Stored entries:
════════

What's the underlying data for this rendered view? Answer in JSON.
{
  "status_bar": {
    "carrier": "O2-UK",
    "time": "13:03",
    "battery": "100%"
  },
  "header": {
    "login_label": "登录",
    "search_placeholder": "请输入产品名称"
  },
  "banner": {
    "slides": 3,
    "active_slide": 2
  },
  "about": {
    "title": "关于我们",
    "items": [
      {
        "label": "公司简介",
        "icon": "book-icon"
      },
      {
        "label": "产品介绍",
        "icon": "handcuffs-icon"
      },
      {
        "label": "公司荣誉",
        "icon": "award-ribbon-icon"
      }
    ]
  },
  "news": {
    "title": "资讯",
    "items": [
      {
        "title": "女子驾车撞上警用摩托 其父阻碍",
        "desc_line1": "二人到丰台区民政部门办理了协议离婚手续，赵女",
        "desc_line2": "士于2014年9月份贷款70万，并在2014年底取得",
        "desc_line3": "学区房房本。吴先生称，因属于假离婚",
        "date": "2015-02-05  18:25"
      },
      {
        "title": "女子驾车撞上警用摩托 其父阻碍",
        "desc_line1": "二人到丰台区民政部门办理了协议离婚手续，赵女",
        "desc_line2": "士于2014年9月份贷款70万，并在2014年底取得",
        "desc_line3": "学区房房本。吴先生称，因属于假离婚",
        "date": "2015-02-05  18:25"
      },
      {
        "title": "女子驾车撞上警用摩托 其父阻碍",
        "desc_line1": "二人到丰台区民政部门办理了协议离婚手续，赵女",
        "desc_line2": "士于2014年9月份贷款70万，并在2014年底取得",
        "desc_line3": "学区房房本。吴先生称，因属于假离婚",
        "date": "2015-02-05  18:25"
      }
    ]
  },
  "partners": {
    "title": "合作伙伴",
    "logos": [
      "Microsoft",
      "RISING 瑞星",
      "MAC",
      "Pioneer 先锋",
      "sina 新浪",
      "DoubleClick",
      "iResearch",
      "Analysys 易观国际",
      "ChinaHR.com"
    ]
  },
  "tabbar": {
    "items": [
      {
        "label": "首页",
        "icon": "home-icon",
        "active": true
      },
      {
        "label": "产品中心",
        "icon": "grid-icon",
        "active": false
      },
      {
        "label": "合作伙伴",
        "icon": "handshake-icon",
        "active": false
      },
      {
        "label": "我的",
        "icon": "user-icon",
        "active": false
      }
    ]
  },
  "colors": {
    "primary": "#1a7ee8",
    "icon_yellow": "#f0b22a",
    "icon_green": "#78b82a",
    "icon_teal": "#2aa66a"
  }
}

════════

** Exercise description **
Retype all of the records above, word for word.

** Written solution **
What's the underlying data for this rendered view? Answer in JSON.
{
  "status_bar": {
    "carrier": "O2-UK",
    "time": "13:03",
    "battery": "100%"
  },
  "header": {
    "login_label": "登录",
    "search_placeholder": "请输入产品名称"
  },
  "banner": {
    "slides": 3,
    "active_slide": 2
  },
  "about": {
    "title": "关于我们",
    "items": [
      {
        "label": "公司简介",
        "icon": "book-icon"
      },
      {
        "label": "产品介绍",
        "icon": "handcuffs-icon"
      },
      {
        "label": "公司荣誉",
        "icon": "award-ribbon-icon"
      }
    ]
  },
  "news": {
    "title": "资讯",
    "items": [
      {
        "title": "女子驾车撞上警用摩托 其父阻碍",
        "desc_line1": "二人到丰台区民政部门办理了协议离婚手续，赵女",
        "desc_line2": "士于2014年9月份贷款70万，并在2014年底取得",
        "desc_line3": "学区房房本。吴先生称，因属于假离婚",
        "date": "2015-02-05  18:25"
      },
      {
        "title": "女子驾车撞上警用摩托 其父阻碍",
        "desc_line1": "二人到丰台区民政部门办理了协议离婚手续，赵女",
        "desc_line2": "士于2014年9月份贷款70万，并在2014年底取得",
        "desc_line3": "学区房房本。吴先生称，因属于假离婚",
        "date": "2015-02-05  18:25"
      },
      {
        "title": "女子驾车撞上警用摩托 其父阻碍",
        "desc_line1": "二人到丰台区民政部门办理了协议离婚手续，赵女",
        "desc_line2": "士于2014年9月份贷款70万，并在2014年底取得",
        "desc_line3": "学区房房本。吴先生称，因属于假离婚",
        "date": "2015-02-05  18:25"
      }
    ]
  },
  "partners": {
    "title": "合作伙伴",
    "logos": [
      "Microsoft",
      "RISING 瑞星",
      "MAC",
      "Pioneer 先锋",
      "sina 新浪",
      "DoubleClick",
      "iResearch",
      "Analysys 易观国际",
      "ChinaHR.com"
    ]
  },
  "tabbar": {
    "items": [
      {
        "label": "首页",
        "icon": "home-icon",
        "active": true
      },
      {
        "label": "产品中心",
        "icon": "grid-icon",
        "active": false
      },
      {
        "label": "合作伙伴",
        "icon": "handshake-icon",
        "active": false
      },
      {
        "label": "我的",
        "icon": "user-icon",
        "active": false
      }
    ]
  },
  "colors": {
    "primary": "#1a7ee8",
    "icon_yellow": "#f0b22a",
    "icon_green": "#78b82a",
    "icon_teal": "#2aa66a"
  }
}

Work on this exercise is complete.